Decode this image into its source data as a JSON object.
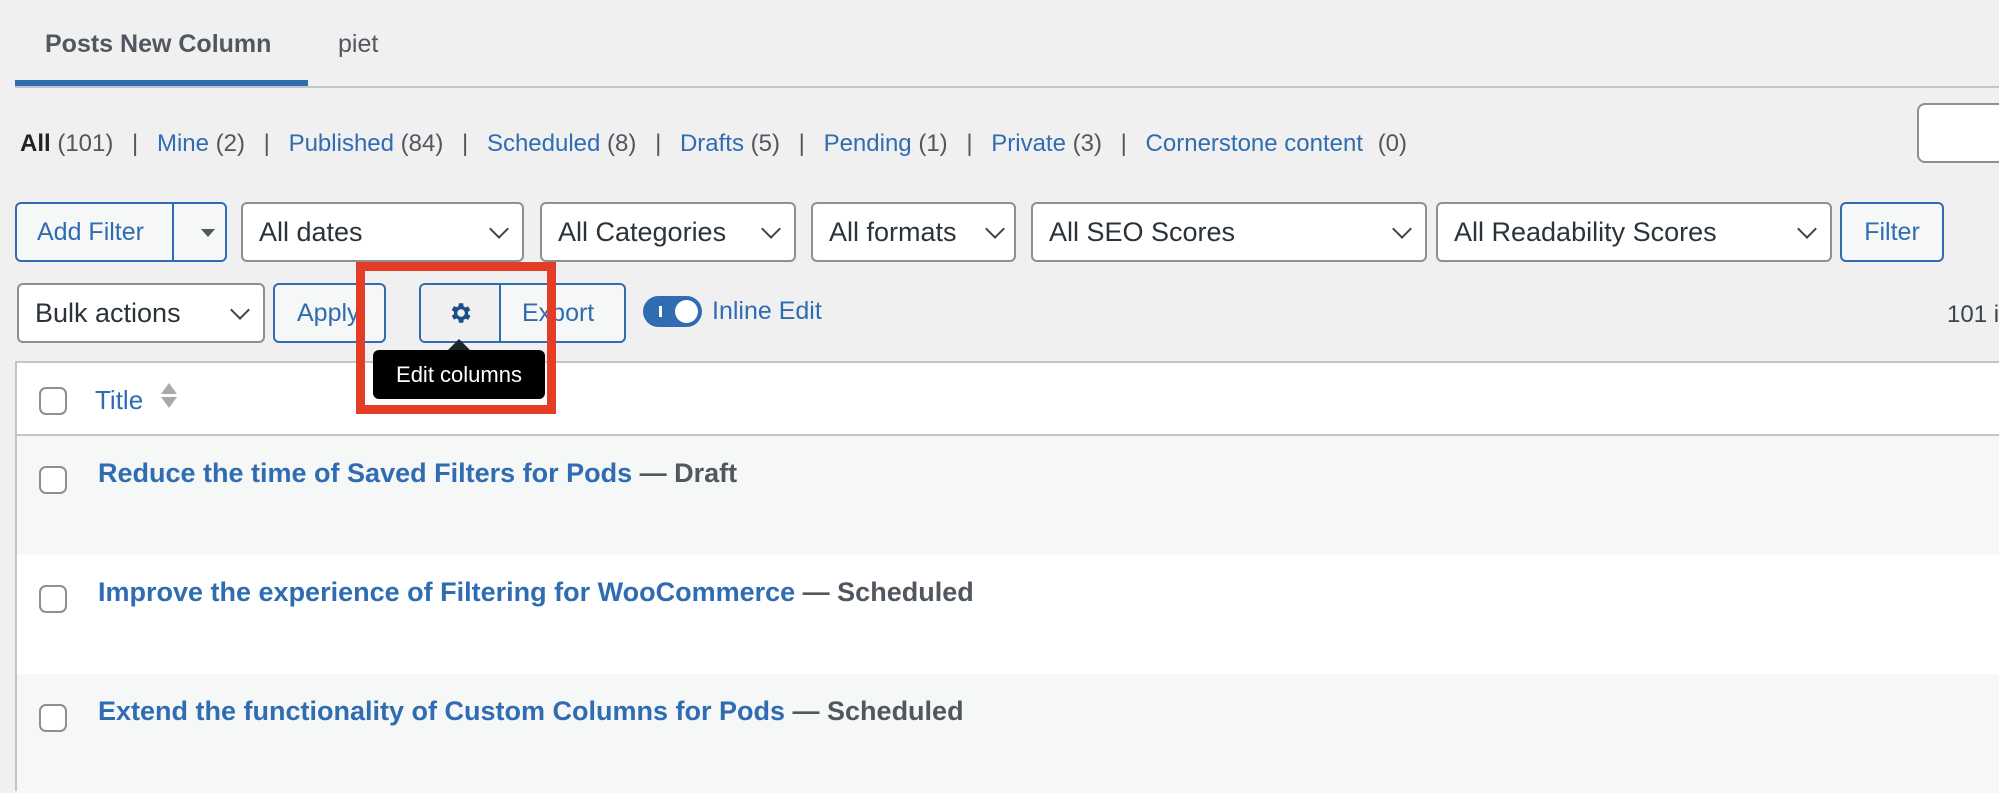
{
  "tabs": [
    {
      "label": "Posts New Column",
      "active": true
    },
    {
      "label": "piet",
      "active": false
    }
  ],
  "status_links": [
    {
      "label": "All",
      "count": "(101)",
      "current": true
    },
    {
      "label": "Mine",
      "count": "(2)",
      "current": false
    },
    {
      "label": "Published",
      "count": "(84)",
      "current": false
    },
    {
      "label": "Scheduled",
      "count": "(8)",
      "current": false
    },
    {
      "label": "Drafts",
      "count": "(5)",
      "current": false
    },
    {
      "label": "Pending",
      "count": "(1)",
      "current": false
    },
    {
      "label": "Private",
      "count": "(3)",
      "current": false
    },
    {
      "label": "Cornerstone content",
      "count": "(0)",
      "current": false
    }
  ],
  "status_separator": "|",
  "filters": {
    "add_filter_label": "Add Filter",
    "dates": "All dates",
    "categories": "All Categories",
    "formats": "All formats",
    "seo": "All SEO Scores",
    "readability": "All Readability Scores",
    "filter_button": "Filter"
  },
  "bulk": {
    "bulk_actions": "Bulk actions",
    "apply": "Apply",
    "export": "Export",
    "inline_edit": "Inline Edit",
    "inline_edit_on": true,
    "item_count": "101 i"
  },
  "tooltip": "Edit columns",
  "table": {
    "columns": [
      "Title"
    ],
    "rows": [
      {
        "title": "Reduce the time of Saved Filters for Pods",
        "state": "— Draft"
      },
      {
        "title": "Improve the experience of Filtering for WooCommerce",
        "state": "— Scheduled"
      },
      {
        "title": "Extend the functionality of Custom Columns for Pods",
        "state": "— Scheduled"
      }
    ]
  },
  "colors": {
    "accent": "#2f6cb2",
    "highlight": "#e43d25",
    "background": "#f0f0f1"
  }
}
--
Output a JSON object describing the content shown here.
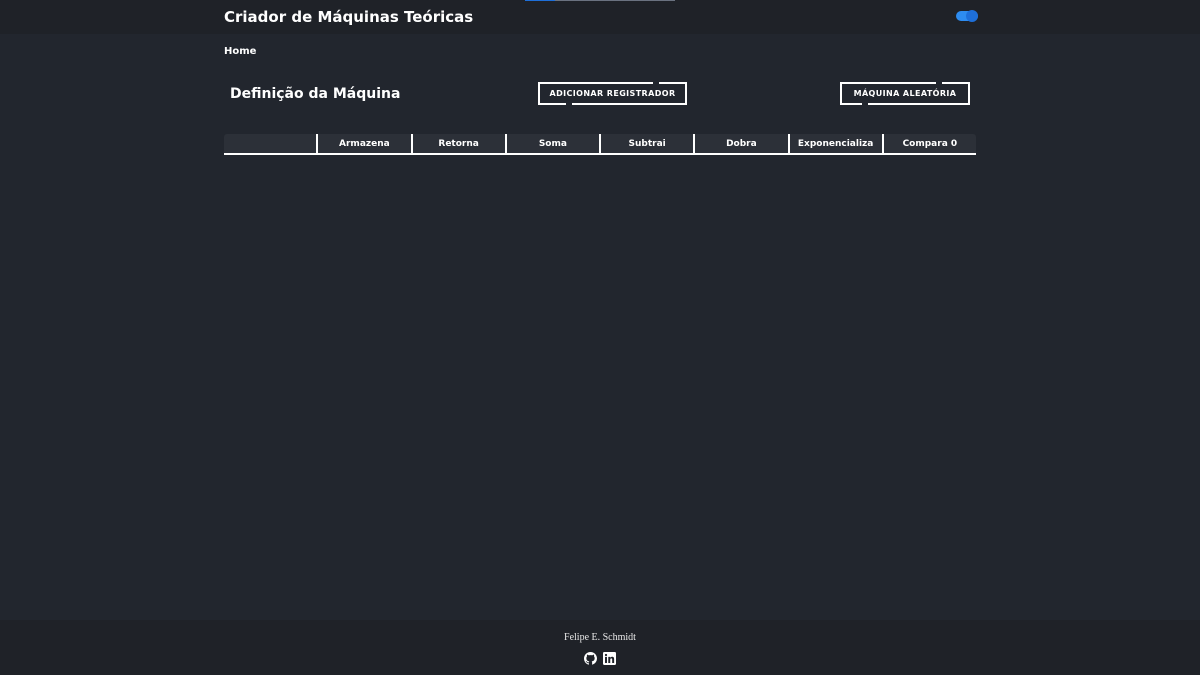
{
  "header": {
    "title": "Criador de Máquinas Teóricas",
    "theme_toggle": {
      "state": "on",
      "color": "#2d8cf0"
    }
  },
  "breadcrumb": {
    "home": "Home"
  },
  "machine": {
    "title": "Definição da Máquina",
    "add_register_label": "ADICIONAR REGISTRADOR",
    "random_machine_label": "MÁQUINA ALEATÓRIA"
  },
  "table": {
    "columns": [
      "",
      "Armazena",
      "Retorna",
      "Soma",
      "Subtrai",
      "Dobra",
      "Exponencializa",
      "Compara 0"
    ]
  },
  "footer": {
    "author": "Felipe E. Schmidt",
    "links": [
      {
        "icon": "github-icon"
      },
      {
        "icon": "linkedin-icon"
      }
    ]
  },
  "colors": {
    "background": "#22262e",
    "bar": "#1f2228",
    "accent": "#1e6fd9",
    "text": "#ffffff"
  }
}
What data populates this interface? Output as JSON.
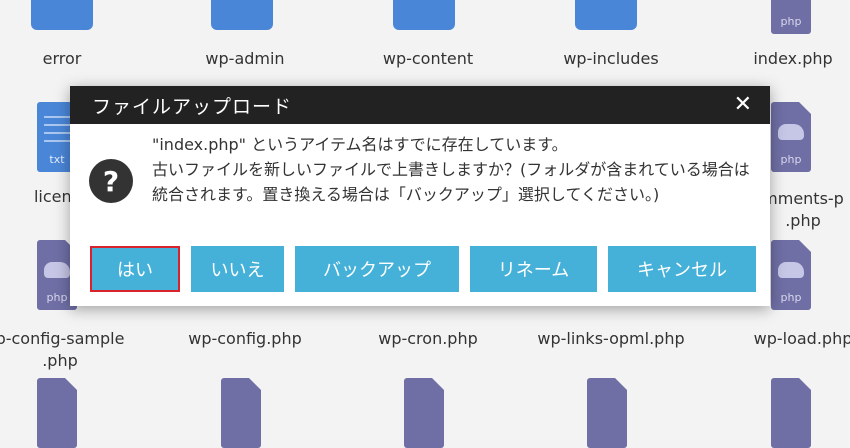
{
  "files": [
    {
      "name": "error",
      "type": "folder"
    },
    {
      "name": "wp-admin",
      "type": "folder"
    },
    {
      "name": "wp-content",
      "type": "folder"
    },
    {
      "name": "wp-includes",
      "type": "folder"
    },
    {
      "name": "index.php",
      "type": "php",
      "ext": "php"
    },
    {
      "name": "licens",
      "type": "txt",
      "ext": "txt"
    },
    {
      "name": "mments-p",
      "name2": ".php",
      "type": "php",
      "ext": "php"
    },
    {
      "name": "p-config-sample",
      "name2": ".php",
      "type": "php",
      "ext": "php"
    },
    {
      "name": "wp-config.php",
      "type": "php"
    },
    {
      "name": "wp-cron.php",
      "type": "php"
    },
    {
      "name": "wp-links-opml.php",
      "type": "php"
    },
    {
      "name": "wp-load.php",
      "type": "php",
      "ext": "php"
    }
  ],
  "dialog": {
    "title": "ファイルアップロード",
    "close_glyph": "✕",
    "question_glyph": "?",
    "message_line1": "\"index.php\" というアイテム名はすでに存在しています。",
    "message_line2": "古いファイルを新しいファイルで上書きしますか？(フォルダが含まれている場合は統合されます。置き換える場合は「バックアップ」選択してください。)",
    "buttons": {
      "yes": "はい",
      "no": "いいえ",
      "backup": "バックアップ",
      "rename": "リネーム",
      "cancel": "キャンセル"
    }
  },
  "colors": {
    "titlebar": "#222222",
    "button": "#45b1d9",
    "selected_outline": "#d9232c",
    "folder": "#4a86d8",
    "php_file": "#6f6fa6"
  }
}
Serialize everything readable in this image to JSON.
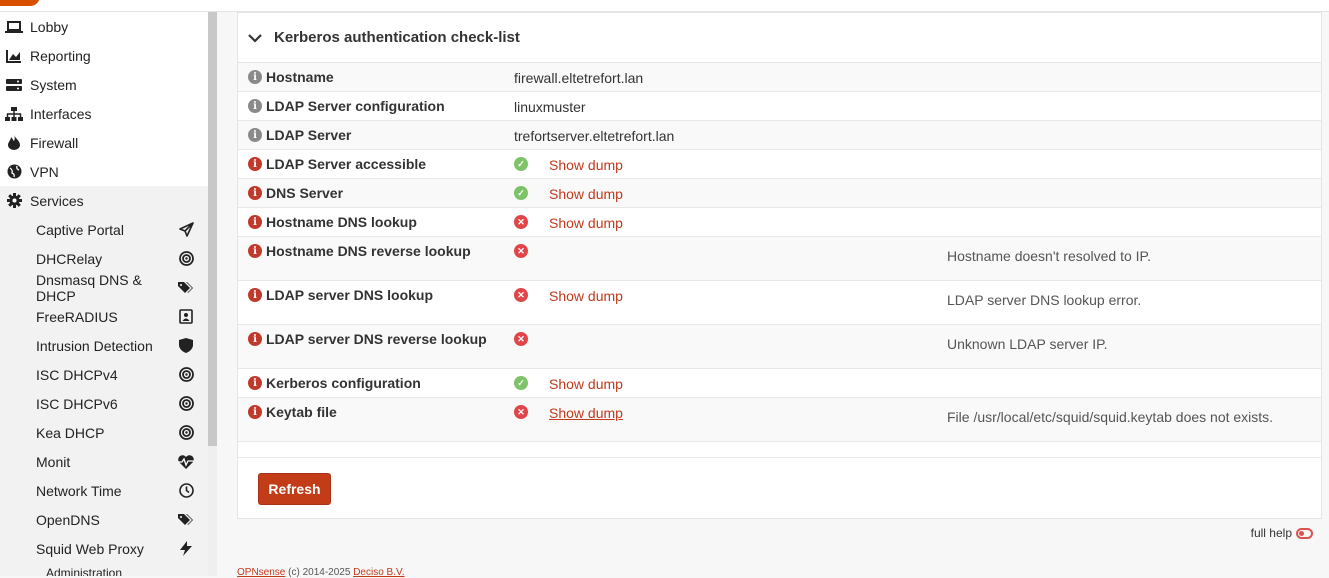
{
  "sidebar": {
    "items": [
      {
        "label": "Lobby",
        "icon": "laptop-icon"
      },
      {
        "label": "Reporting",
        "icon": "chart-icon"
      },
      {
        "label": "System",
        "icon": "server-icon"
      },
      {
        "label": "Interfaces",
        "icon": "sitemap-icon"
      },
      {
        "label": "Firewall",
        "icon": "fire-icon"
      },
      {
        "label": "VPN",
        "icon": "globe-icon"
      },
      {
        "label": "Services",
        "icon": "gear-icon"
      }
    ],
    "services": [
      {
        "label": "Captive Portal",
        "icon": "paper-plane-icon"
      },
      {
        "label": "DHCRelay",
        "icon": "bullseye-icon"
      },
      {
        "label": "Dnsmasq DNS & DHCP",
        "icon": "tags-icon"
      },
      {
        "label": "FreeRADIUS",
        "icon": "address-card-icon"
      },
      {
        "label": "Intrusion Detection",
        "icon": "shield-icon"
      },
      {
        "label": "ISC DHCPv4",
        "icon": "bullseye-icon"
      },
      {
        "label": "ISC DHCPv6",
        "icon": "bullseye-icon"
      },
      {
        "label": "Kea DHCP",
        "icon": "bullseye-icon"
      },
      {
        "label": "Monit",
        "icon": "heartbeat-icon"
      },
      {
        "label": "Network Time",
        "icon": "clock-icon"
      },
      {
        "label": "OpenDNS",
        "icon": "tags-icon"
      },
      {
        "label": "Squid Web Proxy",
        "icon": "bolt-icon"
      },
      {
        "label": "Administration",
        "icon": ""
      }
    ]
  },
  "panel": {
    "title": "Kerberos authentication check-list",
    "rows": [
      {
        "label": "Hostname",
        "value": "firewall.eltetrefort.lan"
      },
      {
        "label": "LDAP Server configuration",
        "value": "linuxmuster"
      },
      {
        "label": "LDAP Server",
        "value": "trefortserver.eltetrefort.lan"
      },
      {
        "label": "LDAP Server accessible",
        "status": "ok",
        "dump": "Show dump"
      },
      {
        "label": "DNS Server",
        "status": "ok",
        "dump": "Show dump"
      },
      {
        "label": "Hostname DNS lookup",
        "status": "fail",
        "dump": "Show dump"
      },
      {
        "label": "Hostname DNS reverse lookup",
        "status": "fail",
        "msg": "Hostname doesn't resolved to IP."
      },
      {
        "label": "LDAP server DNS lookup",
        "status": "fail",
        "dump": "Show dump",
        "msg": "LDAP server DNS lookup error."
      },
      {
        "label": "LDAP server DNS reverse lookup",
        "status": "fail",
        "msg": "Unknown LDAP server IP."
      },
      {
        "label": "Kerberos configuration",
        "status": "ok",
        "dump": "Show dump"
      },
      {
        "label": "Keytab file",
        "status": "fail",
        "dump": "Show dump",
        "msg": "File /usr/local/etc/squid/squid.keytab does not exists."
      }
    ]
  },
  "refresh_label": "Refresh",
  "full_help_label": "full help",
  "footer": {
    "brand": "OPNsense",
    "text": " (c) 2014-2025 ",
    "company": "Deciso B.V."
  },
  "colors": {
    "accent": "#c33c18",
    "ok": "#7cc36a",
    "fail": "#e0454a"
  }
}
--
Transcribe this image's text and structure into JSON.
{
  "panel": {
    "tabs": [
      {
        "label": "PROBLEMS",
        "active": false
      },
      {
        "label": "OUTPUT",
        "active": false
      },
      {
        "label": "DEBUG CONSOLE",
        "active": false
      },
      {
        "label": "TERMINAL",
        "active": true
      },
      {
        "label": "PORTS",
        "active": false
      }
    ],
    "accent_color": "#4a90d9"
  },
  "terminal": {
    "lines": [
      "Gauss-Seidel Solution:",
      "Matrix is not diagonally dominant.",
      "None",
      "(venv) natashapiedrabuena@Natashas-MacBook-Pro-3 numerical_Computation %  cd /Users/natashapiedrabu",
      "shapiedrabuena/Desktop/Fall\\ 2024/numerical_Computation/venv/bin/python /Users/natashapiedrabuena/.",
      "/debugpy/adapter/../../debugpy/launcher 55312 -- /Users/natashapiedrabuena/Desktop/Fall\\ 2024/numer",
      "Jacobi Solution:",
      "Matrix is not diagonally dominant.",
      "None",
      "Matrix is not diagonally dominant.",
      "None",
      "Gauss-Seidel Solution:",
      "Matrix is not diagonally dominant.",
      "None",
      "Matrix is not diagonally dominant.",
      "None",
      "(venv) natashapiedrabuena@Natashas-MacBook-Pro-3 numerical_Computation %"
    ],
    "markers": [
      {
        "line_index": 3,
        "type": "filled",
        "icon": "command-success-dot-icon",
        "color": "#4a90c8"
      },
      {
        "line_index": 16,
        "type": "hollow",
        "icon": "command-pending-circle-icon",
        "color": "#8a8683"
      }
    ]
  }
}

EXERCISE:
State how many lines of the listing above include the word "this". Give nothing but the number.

ANSWER TO THE PROBLEM:
4